Since we can detect the coordinates for both the body centre and the fingers, we used these to calculate the x and y coordinate of the hand in the plane perpendicular to the body of the user. This allows us to understand two things
- The direction in which the user is pointing towards.
- How close is the user's hand from the center of his/her body.
Image is borrowed
We send this information to the superCollider server running on a different machine using OSC, a protocol running over UDP.
Panning sound in superCollider
For computing the output signal streams for the eight different channels (each for a given speaker), we used the VBAP plugin for Supercollider3. This takes a signal and an angle from the median plane and redistributes the signal into a number of channels assuming the angle to be the source of the sound. This plugin is based on Vector base amplitude panning, more information on which can be found here.
For ease in testing, we create a GUI which displays the entire ring of speakers. There is a movable pointer, which is used to indicate the source of the sound. The pointer can be moved around in the circle as shown below.

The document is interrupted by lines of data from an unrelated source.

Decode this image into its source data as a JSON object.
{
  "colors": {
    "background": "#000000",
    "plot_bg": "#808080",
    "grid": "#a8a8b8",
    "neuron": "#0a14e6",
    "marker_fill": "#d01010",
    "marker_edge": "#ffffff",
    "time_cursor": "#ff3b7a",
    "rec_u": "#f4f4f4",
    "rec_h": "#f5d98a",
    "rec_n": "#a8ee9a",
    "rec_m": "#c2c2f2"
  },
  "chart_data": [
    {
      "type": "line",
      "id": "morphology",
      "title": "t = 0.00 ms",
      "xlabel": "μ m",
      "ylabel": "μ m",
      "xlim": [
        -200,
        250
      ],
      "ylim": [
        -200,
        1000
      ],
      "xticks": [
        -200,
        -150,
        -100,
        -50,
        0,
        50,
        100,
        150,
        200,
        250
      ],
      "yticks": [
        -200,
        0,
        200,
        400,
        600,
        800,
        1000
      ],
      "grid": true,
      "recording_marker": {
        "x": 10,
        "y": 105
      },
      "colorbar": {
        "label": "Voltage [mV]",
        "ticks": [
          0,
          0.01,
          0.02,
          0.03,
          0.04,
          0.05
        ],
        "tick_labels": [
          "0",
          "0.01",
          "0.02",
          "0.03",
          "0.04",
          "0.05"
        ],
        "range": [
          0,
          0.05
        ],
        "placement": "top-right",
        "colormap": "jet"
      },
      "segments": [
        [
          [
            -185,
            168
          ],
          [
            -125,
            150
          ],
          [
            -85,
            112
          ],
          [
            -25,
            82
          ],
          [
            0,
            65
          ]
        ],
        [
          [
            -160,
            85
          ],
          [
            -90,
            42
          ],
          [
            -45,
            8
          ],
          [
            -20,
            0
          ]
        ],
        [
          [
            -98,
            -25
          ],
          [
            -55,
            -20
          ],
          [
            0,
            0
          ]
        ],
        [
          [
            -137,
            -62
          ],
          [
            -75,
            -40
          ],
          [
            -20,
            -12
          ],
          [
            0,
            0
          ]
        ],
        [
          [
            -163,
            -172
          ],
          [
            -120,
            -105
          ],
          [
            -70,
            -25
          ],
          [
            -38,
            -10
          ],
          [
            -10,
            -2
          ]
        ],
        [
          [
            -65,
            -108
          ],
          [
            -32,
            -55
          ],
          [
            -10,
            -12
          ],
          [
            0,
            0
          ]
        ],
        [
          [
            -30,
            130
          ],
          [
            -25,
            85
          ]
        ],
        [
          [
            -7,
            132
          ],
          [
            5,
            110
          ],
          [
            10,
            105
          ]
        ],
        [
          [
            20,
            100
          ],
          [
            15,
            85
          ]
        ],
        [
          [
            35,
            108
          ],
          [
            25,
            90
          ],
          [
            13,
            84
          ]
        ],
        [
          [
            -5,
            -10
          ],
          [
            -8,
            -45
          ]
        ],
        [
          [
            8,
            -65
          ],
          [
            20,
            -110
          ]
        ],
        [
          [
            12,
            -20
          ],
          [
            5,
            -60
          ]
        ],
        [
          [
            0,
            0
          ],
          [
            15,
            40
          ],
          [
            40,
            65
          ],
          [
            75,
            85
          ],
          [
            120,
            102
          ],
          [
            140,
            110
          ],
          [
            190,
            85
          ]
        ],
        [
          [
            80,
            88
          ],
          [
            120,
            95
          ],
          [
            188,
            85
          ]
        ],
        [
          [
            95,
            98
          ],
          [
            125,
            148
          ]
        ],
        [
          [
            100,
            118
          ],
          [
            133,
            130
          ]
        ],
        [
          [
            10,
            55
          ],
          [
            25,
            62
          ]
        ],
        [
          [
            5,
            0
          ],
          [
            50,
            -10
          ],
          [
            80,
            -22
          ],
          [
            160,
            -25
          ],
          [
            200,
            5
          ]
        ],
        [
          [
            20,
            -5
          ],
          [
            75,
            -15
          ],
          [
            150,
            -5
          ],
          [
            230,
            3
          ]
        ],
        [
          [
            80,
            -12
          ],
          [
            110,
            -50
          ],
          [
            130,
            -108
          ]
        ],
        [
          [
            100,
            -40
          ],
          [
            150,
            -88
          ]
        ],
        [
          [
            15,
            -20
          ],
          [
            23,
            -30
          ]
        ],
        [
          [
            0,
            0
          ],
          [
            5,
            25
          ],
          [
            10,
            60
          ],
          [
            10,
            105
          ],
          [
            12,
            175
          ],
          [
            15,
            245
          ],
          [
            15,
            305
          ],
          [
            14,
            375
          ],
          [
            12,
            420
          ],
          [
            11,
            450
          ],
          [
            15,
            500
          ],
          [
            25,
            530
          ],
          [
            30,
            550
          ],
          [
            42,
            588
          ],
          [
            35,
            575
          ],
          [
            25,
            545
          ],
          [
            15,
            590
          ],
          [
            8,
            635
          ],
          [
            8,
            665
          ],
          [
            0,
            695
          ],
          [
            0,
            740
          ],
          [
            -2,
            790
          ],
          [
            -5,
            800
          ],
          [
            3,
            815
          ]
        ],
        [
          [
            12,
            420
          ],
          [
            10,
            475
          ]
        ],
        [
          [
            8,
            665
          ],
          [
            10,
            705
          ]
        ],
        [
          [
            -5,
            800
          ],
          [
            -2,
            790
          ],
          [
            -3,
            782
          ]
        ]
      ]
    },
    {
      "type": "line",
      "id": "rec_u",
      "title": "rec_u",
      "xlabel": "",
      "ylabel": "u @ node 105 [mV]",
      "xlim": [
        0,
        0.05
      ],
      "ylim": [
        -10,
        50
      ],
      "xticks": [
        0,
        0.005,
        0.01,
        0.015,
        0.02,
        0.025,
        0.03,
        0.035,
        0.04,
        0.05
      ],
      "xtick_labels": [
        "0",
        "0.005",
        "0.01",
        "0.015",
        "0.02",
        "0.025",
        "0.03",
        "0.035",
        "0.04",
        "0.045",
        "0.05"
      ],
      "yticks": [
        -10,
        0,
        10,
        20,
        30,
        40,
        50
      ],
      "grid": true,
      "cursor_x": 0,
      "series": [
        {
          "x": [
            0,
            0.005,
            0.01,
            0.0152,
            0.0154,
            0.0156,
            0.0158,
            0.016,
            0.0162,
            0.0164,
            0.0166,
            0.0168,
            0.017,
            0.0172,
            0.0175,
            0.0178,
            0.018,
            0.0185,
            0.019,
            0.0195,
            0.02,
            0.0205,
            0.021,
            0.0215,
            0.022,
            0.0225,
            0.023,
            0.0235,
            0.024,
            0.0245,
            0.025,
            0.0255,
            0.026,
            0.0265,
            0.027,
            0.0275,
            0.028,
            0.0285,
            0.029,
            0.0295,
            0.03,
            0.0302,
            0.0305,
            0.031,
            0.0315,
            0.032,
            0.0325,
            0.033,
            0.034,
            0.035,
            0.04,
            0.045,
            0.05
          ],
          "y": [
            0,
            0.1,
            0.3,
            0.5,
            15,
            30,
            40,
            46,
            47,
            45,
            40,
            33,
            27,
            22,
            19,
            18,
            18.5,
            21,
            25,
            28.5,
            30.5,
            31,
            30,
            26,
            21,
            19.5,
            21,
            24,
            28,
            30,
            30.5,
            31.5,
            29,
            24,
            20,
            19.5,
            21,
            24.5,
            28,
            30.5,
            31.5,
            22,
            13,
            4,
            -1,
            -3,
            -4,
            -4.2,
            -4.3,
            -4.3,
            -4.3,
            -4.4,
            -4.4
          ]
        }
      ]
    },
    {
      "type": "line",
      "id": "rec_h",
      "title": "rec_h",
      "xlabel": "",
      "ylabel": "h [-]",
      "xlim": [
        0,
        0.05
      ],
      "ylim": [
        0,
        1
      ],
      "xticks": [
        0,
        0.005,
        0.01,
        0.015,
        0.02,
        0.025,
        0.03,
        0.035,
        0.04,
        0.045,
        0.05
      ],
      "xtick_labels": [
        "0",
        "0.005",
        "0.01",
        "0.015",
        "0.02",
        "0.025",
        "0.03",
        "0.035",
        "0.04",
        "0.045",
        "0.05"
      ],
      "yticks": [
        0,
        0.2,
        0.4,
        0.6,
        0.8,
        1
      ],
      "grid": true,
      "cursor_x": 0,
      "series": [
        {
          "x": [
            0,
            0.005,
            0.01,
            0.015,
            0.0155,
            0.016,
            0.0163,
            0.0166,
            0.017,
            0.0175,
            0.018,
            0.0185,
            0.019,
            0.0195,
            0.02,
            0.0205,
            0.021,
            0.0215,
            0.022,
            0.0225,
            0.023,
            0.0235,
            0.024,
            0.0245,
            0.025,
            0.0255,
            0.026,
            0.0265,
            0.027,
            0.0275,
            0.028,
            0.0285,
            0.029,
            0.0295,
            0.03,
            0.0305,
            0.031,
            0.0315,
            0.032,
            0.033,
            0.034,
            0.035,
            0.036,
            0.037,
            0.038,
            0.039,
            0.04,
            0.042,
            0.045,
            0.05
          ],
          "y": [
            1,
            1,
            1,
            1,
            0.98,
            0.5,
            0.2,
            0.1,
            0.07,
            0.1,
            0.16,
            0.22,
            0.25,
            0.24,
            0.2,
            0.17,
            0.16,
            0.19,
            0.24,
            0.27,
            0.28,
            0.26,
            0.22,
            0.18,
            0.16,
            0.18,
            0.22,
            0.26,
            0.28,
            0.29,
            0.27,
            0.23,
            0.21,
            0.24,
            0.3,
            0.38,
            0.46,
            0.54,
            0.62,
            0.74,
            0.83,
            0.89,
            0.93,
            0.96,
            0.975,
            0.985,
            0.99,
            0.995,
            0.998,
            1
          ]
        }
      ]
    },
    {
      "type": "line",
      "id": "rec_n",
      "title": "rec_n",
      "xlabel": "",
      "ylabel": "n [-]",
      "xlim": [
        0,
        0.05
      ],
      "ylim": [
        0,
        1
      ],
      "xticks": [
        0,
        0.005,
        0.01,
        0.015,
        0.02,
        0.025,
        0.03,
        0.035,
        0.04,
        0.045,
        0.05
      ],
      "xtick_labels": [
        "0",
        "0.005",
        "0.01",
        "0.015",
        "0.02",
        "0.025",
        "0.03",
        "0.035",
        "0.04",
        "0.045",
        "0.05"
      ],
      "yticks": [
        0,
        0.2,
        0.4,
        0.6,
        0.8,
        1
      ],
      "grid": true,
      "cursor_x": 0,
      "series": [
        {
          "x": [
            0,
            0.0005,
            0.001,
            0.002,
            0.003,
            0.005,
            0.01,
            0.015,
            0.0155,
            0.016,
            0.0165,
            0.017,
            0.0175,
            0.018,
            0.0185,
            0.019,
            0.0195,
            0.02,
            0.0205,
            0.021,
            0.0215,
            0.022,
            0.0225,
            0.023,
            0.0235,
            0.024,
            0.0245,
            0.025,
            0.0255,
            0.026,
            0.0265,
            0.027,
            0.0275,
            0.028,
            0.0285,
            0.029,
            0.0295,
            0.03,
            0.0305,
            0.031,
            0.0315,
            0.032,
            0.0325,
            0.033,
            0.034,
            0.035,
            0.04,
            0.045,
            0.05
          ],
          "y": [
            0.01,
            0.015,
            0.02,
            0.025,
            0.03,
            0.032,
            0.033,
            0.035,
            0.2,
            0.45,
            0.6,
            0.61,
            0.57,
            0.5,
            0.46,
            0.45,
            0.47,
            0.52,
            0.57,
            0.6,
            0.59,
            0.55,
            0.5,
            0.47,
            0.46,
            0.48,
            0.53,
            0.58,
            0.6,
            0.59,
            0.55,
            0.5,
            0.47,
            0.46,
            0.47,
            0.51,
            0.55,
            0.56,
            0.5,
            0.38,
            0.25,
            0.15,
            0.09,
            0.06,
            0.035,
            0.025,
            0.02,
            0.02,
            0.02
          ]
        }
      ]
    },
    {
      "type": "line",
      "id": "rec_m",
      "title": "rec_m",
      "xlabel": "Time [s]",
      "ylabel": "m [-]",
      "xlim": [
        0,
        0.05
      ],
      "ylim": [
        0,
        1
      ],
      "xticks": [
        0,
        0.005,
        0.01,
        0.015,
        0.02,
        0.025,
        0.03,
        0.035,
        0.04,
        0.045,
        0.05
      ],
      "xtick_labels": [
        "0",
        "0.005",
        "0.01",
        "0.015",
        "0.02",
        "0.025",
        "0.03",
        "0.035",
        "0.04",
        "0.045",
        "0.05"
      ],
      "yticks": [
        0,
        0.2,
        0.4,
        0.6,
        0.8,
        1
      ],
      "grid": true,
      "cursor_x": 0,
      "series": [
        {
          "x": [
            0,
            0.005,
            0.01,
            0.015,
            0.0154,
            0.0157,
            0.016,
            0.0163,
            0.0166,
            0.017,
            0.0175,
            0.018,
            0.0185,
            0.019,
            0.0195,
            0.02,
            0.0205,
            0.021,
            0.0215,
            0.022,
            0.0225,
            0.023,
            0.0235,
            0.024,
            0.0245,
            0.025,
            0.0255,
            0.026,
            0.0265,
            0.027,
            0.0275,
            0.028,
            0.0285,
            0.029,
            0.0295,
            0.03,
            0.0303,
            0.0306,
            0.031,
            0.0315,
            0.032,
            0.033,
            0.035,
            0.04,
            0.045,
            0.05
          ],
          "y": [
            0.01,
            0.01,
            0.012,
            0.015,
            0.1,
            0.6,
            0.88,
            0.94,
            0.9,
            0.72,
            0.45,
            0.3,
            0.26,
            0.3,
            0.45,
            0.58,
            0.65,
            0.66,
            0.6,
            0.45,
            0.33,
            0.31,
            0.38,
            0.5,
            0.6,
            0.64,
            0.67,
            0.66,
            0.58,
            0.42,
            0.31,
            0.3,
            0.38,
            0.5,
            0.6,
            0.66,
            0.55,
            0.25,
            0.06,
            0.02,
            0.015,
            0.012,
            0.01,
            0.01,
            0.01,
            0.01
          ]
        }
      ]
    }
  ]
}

This pointer is used to indicate the source of the sound. If we point towards the speaker C, it would sound as if the source of sound is the speaker C.
We also introduce a parameter ‘spread’, which allows us to widen the area from which the sound comes. This allows us to change the distance of the sound source (or how far the user perceives it to be).
We were able to modify the code for a 5.1 surround panner (in superCollider examples) and adapt it to the 8.1 surround setup which we had.
The pointer can be moved around using the mouse, the spread can be changed using a slider. However, our end goal was to link this with the user’s movements. We do so by using the information captured by the Kinect sensor.
Coordinate update in real time
We make use of Open Sound Control protocol to transfer detected coordinates from the server running Kinect to the server running supercollider. OSC makes use of the UDP, which can be used between two machines on the same local network. While coding from the C# environment, we had to import a SharpOSC library into Visual Studios to be able to create a SharpOSC object and send information over the server that 2 laptops were connected to. In supercollider, we simply had to open a port and start listening to whatever was being transmitted by the Kinect server to the supercollider server IP (on the same port).
After receiving the user coordinates (at the superCollider server) form the Kinect stream, we simply updated the coordinates of the pointer and the spread values based on the distance between the user’s center and his/her hands. This update was done every 10 microseconds (using the AppClock API), allowing us to make updates in almost real time.